6. The decision to purchase a home will be based upon household consumption expectations and needs which are provided by this long-term, depreciating consumer durable. Housing has always been a consumer durable.
7. The real estate business will live on and prosper in this new world since households will continue to spend large portions of their budgets on housing services. The market for housing will remain strong without the inflated financial parameters of the past decade.
8. The speculative fever and over-leveraging of housing budgets, especially by low- and moderate-income households, will largely be a remnant of the past. Easy availability of credit will settle in as part of the history of the housing bubble.
9. If inflation and inflationary expectations are low, mortgage rates can be low. If economic growth is limited, mortgage rates can also be low. Historically low mortgage interest rates do not mean housing will be a good investment.
10. Over time, real estate prices will not likely change much but there will still be an active market for both new and existing housing stock. Housing will remain a major sector in the U.S.
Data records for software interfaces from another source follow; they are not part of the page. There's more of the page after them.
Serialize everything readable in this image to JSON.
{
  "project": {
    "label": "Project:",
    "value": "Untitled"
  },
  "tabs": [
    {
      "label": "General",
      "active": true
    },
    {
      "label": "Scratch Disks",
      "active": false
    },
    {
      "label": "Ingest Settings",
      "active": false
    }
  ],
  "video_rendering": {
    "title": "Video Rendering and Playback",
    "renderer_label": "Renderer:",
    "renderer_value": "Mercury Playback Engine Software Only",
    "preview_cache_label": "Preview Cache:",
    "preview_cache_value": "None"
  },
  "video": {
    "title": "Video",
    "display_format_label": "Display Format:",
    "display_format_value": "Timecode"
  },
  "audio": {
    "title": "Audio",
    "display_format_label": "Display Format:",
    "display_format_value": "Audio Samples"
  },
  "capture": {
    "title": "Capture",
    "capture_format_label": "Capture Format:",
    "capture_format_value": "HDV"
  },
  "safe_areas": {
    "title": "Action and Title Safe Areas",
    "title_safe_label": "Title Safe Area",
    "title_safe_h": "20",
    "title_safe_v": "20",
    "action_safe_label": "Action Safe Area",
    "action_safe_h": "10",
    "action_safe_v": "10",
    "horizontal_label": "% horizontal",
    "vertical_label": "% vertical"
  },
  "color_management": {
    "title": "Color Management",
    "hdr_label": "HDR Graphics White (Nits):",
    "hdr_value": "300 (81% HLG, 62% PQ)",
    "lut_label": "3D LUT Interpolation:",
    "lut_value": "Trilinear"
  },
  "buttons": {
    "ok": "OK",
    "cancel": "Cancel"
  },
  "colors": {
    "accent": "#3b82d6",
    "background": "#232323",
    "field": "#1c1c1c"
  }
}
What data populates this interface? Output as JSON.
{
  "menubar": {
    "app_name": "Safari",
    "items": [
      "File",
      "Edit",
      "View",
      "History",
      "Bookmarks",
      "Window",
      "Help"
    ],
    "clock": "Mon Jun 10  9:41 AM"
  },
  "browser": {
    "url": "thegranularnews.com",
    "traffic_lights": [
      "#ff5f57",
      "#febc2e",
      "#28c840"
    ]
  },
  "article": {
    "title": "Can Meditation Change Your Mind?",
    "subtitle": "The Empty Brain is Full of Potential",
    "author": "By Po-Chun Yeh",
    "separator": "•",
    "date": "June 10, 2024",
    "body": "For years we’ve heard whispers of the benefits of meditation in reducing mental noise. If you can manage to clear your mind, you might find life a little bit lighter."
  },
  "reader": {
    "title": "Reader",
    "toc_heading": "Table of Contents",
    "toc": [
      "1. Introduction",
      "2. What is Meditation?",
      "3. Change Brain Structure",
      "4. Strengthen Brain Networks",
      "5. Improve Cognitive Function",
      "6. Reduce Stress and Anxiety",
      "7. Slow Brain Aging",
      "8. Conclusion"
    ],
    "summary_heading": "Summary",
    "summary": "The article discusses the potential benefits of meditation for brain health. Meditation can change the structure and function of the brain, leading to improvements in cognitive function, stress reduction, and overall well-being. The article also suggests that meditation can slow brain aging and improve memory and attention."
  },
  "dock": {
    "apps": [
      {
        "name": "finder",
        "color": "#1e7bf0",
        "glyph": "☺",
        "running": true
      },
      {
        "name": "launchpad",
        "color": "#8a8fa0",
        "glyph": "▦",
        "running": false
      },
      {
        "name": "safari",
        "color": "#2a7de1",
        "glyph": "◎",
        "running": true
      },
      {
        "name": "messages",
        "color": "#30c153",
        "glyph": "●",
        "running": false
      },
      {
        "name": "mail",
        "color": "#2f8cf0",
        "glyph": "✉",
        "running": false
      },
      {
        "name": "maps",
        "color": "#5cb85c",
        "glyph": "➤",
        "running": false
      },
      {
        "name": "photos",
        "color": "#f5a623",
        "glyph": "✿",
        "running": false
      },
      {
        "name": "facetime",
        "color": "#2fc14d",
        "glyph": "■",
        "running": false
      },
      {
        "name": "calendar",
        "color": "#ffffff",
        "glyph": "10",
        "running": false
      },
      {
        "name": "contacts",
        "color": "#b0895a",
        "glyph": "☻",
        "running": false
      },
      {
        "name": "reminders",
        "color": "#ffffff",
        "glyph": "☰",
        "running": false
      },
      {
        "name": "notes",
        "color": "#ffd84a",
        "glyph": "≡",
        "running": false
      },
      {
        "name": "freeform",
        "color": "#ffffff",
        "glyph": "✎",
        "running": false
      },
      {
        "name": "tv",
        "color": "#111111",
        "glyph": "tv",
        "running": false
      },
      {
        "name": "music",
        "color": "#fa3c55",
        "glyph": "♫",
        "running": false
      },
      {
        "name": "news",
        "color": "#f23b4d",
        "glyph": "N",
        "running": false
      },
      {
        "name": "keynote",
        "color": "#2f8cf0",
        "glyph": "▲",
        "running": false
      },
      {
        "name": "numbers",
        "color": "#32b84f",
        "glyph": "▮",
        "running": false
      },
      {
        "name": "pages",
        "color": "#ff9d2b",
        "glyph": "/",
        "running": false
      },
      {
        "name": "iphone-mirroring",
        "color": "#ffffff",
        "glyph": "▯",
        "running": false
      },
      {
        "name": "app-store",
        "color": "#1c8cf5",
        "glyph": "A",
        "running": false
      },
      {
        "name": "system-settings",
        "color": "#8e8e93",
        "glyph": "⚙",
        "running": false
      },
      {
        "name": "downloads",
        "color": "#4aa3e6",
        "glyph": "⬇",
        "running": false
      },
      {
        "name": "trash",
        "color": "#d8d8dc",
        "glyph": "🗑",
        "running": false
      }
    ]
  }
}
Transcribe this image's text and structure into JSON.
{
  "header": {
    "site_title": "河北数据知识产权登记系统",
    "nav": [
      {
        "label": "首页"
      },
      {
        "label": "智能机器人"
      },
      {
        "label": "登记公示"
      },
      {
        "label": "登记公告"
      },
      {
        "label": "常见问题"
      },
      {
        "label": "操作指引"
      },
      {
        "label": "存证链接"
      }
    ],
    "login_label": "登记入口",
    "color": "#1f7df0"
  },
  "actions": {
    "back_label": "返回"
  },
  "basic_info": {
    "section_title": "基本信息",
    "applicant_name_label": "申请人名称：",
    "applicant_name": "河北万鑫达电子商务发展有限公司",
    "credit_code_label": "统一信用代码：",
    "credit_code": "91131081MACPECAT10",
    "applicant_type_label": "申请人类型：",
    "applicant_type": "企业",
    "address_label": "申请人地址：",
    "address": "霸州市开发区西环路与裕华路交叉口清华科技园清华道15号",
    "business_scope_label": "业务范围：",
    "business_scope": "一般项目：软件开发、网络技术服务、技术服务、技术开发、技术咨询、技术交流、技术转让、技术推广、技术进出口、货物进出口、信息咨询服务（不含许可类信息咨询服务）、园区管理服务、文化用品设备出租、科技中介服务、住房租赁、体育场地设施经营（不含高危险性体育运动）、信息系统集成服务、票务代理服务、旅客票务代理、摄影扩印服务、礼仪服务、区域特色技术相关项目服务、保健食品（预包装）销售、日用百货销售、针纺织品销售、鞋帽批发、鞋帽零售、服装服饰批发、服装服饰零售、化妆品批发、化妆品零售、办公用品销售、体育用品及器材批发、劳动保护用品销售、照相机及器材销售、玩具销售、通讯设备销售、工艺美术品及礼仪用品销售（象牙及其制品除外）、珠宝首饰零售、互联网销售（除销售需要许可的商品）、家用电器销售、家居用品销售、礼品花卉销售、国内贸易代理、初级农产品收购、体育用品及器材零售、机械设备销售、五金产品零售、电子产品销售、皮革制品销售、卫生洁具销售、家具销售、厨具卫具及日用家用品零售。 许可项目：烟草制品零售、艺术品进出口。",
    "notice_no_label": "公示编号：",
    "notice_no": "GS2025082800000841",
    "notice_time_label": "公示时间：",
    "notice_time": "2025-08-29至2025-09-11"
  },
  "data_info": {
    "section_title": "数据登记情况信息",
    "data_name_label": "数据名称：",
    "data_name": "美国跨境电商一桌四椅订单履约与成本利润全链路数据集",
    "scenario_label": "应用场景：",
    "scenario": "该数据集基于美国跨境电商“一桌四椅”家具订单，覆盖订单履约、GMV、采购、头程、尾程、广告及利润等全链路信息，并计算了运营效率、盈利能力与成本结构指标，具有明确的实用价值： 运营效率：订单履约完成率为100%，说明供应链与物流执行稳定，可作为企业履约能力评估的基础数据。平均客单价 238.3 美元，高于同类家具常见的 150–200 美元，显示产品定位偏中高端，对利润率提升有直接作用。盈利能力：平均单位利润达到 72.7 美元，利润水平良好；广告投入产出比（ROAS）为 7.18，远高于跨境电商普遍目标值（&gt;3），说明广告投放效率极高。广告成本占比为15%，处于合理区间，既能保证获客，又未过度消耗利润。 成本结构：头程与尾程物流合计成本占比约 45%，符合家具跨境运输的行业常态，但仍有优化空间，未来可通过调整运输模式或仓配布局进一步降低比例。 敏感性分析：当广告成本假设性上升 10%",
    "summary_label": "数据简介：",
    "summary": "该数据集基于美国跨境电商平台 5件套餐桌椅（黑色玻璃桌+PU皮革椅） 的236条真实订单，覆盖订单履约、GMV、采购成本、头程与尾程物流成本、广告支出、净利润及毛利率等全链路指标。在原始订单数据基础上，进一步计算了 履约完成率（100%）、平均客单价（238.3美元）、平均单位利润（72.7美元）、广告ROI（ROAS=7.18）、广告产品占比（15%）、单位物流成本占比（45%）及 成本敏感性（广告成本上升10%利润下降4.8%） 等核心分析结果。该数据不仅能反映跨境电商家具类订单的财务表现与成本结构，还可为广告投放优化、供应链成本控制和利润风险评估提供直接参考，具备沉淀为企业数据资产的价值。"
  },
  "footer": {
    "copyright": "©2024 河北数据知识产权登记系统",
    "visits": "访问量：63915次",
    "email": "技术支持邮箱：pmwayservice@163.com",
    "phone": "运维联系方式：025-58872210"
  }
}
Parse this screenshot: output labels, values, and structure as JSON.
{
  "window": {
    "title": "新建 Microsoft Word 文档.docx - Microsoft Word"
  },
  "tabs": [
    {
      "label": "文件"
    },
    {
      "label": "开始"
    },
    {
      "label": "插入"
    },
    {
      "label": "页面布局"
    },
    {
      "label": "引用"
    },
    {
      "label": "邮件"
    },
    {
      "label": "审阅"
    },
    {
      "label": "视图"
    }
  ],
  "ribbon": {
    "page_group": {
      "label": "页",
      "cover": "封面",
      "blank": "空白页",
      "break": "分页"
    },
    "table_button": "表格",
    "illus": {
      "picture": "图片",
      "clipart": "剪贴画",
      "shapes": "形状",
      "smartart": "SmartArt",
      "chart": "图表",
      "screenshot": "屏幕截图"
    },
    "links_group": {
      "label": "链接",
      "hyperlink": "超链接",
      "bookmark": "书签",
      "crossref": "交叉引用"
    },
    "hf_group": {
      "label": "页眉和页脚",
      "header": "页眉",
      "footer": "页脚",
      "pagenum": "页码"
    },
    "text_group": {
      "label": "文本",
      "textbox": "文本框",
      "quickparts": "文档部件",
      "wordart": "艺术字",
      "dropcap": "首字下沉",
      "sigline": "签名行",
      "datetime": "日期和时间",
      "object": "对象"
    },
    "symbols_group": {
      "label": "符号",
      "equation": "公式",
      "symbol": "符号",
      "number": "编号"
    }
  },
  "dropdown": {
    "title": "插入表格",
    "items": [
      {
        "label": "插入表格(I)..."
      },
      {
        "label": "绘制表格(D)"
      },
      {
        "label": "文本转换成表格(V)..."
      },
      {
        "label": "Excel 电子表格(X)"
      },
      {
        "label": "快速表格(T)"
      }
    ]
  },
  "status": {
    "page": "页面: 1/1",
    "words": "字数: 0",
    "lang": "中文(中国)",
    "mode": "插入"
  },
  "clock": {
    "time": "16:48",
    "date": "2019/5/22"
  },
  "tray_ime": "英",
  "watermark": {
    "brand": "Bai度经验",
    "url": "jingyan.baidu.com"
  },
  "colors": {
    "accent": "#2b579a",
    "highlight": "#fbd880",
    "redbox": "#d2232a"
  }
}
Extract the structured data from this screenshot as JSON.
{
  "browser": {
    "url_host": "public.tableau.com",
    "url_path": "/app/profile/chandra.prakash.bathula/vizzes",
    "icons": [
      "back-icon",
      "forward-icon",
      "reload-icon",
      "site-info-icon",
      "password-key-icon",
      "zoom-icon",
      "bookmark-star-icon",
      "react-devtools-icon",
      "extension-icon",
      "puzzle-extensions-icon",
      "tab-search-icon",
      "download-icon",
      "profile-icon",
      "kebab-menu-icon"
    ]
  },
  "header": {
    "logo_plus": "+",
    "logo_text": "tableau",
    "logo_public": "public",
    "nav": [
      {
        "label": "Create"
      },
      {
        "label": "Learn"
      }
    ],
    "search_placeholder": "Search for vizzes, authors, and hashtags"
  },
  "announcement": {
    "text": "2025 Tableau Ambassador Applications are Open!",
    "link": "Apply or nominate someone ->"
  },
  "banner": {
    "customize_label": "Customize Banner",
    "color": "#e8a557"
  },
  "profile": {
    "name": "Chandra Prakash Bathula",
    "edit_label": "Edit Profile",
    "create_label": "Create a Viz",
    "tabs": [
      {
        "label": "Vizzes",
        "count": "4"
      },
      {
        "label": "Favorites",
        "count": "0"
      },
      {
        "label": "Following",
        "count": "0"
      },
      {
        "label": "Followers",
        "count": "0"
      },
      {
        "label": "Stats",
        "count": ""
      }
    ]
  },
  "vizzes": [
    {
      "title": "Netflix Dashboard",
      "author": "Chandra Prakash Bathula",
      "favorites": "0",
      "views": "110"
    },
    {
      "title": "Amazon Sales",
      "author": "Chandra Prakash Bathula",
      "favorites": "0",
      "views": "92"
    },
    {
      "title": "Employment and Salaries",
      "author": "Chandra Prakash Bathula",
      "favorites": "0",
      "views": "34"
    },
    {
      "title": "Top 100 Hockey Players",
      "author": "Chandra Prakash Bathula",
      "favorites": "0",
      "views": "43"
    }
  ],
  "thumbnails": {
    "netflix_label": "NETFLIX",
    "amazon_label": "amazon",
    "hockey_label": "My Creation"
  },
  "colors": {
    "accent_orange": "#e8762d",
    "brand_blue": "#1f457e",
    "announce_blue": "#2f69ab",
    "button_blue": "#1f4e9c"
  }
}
Wednesday, October 14th, 2009
New York’s highest court today is hearing arguments in a case to decide whether the state constitution prevents the government from seizing private property, including homes and small businesses, to turn it over to a private developer. About a dozen property owners in Brooklyn are fighting to protect their properties, which the New York State Urban Development Corp., a government agency, wants to confiscate and turn over to the owners of the New Jersey Nets to build a new arena for the NBA team.
The case mirrors the 2005 U.S. Supreme Court case Kelo v. City of New London, which resulted in a 5-4 decision stating that the U.S. Constitution allows the government to seize private property and turn it over to redevelopment companies.
In a 2006 op-ed, Smeal’s Austin Jaffe wrote about the Kelo case and weighed in on the importance of private property rights:
Susette Kelo purchased a home in Connecticut in 1997 and the next year the city of New London decided to allow the New London Development Corp.—a private organization—to condemn Kelo’s and six other families’ homes for the purpose of “economic development.” The plan was to assemble these sites as part of a $270 million global research facility to be built by Pfizer, which had a plant nearby.
Kelo argued that her property rights were violated because eminent domain is a power reserved only for government and only when it meets the public use requirement in the Fifth Amendment’s takings clause. Ultimately, the court decided that local governments have the right to take private property and give these rights to other private parties in the interest of economic development. The decision outraged spectators across the political spectrum, and for good reason.
Private property is a vital part of our economy. Without the protection of property and the rights associated with it, families are uprooted, small businesses are bankrupted, and entire communities are destroyed in favor of newer, more profitable enterprises that benefit wealthy investors and enrich public coffers. Even worse, our entire economic prosperity becomes vulnerable.